Which of the lines in the records below hold the string "windows"? Copy every one of them.

(Dataset excerpts)
────────────────

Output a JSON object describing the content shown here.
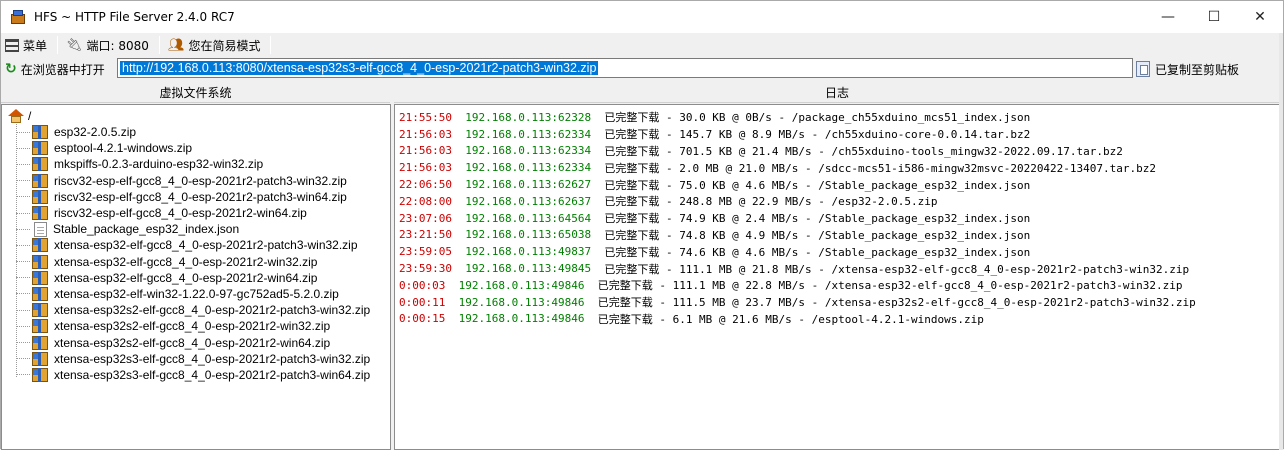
{
  "window": {
    "title": "HFS ~ HTTP File Server 2.4.0 RC7",
    "minimize": "—",
    "maximize": "☐",
    "close": "✕"
  },
  "toolbar": {
    "menu_label": "菜单",
    "port_label": "端口: 8080",
    "mode_label": "您在简易模式",
    "open_in_browser_label": "在浏览器中打开",
    "url": "http://192.168.0.113:8080/xtensa-esp32s3-elf-gcc8_4_0-esp-2021r2-patch3-win32.zip",
    "copied_label": "已复制至剪贴板"
  },
  "left_panel": {
    "title": "虚拟文件系统",
    "root": "/",
    "files": [
      {
        "name": "esp32-2.0.5.zip",
        "icon": "zip-icon"
      },
      {
        "name": "esptool-4.2.1-windows.zip",
        "icon": "zip-icon"
      },
      {
        "name": "mkspiffs-0.2.3-arduino-esp32-win32.zip",
        "icon": "zip-icon"
      },
      {
        "name": "riscv32-esp-elf-gcc8_4_0-esp-2021r2-patch3-win32.zip",
        "icon": "zip-icon"
      },
      {
        "name": "riscv32-esp-elf-gcc8_4_0-esp-2021r2-patch3-win64.zip",
        "icon": "zip-icon"
      },
      {
        "name": "riscv32-esp-elf-gcc8_4_0-esp-2021r2-win64.zip",
        "icon": "zip-icon"
      },
      {
        "name": "Stable_package_esp32_index.json",
        "icon": "document-icon"
      },
      {
        "name": "xtensa-esp32-elf-gcc8_4_0-esp-2021r2-patch3-win32.zip",
        "icon": "zip-icon"
      },
      {
        "name": "xtensa-esp32-elf-gcc8_4_0-esp-2021r2-win32.zip",
        "icon": "zip-icon"
      },
      {
        "name": "xtensa-esp32-elf-gcc8_4_0-esp-2021r2-win64.zip",
        "icon": "zip-icon"
      },
      {
        "name": "xtensa-esp32-elf-win32-1.22.0-97-gc752ad5-5.2.0.zip",
        "icon": "zip-icon"
      },
      {
        "name": "xtensa-esp32s2-elf-gcc8_4_0-esp-2021r2-patch3-win32.zip",
        "icon": "zip-icon"
      },
      {
        "name": "xtensa-esp32s2-elf-gcc8_4_0-esp-2021r2-win32.zip",
        "icon": "zip-icon"
      },
      {
        "name": "xtensa-esp32s2-elf-gcc8_4_0-esp-2021r2-win64.zip",
        "icon": "zip-icon"
      },
      {
        "name": "xtensa-esp32s3-elf-gcc8_4_0-esp-2021r2-patch3-win32.zip",
        "icon": "zip-icon"
      },
      {
        "name": "xtensa-esp32s3-elf-gcc8_4_0-esp-2021r2-patch3-win64.zip",
        "icon": "zip-icon"
      }
    ]
  },
  "right_panel": {
    "title": "日志",
    "entries": [
      {
        "time": "21:55:50",
        "ip": "192.168.0.113:62328",
        "msg": "已完整下载 - 30.0 KB @ 0B/s - /package_ch55xduino_mcs51_index.json"
      },
      {
        "time": "21:56:03",
        "ip": "192.168.0.113:62334",
        "msg": "已完整下载 - 145.7 KB @ 8.9 MB/s - /ch55xduino-core-0.0.14.tar.bz2"
      },
      {
        "time": "21:56:03",
        "ip": "192.168.0.113:62334",
        "msg": "已完整下载 - 701.5 KB @ 21.4 MB/s - /ch55xduino-tools_mingw32-2022.09.17.tar.bz2"
      },
      {
        "time": "21:56:03",
        "ip": "192.168.0.113:62334",
        "msg": "已完整下载 - 2.0 MB @ 21.0 MB/s - /sdcc-mcs51-i586-mingw32msvc-20220422-13407.tar.bz2"
      },
      {
        "time": "22:06:50",
        "ip": "192.168.0.113:62627",
        "msg": "已完整下载 - 75.0 KB @ 4.6 MB/s - /Stable_package_esp32_index.json"
      },
      {
        "time": "22:08:00",
        "ip": "192.168.0.113:62637",
        "msg": "已完整下载 - 248.8 MB @ 22.9 MB/s - /esp32-2.0.5.zip"
      },
      {
        "time": "23:07:06",
        "ip": "192.168.0.113:64564",
        "msg": "已完整下载 - 74.9 KB @ 2.4 MB/s - /Stable_package_esp32_index.json"
      },
      {
        "time": "23:21:50",
        "ip": "192.168.0.113:65038",
        "msg": "已完整下载 - 74.8 KB @ 4.9 MB/s - /Stable_package_esp32_index.json"
      },
      {
        "time": "23:59:05",
        "ip": "192.168.0.113:49837",
        "msg": "已完整下载 - 74.6 KB @ 4.6 MB/s - /Stable_package_esp32_index.json"
      },
      {
        "time": "23:59:30",
        "ip": "192.168.0.113:49845",
        "msg": "已完整下载 - 111.1 MB @ 21.8 MB/s - /xtensa-esp32-elf-gcc8_4_0-esp-2021r2-patch3-win32.zip"
      },
      {
        "time": "0:00:03",
        "ip": "192.168.0.113:49846",
        "msg": "已完整下载 - 111.1 MB @ 22.8 MB/s - /xtensa-esp32-elf-gcc8_4_0-esp-2021r2-patch3-win32.zip"
      },
      {
        "time": "0:00:11",
        "ip": "192.168.0.113:49846",
        "msg": "已完整下载 - 111.5 MB @ 23.7 MB/s - /xtensa-esp32s2-elf-gcc8_4_0-esp-2021r2-patch3-win32.zip"
      },
      {
        "time": "0:00:15",
        "ip": "192.168.0.113:49846",
        "msg": "已完整下载 - 6.1 MB @ 21.6 MB/s - /esptool-4.2.1-windows.zip"
      }
    ]
  },
  "colors": {
    "log_time": "#cc0000",
    "log_ip": "#008000",
    "url_selection": "#0078d7"
  }
}
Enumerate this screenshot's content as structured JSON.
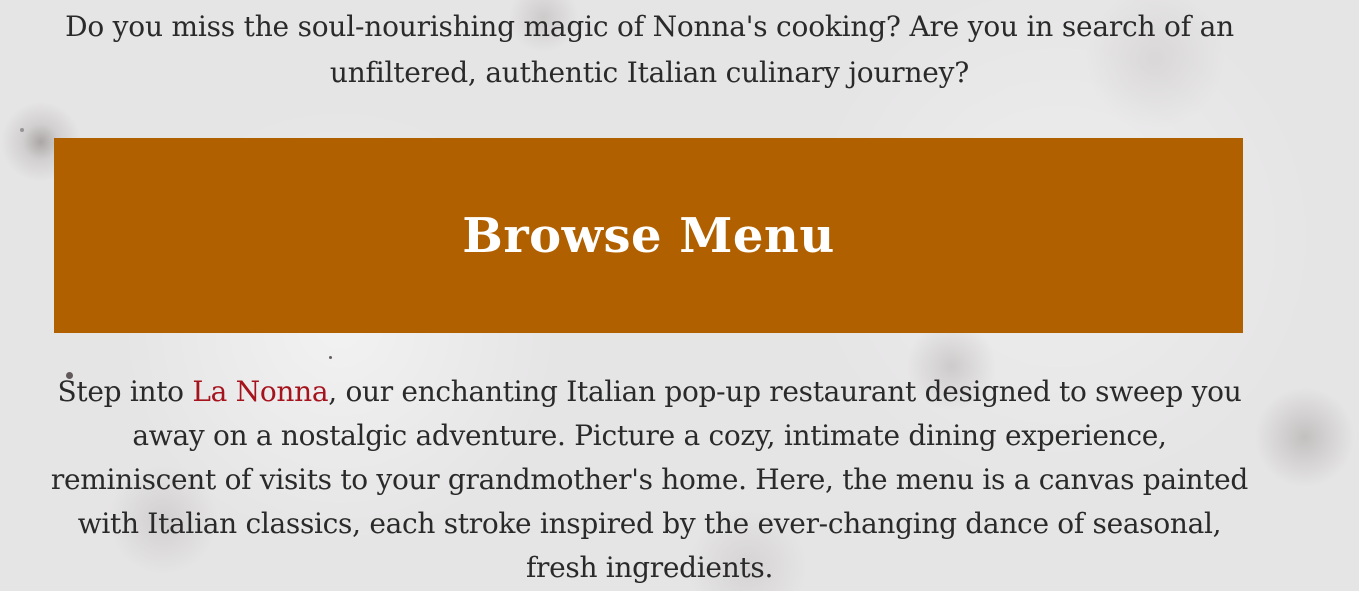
{
  "intro": {
    "text": "Do you miss the soul-nourishing magic of Nonna's cooking? Are you in search of an unfiltered, authentic Italian culinary journey?"
  },
  "cta": {
    "label": "Browse Menu",
    "background_color": "#b16000",
    "text_color": "#ffffff"
  },
  "about": {
    "prefix": "Step into ",
    "brand_name": "La Nonna",
    "brand_color": "#a5131c",
    "suffix": ", our enchanting Italian pop-up restaurant designed to sweep you away on a nostalgic adventure. Picture a cozy, intimate dining experience, reminiscent of visits to your grandmother's home. Here, the menu is a canvas painted with Italian classics, each stroke inspired by the ever-changing dance of seasonal, fresh ingredients."
  }
}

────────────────

*Response to the task*.
        "name": "esptool-4.2.1-windows.zip",
        "msg": "已完整下载 - 6.1 MB @ 21.6 MB/s - /esptool-4.2.1-windows.zip"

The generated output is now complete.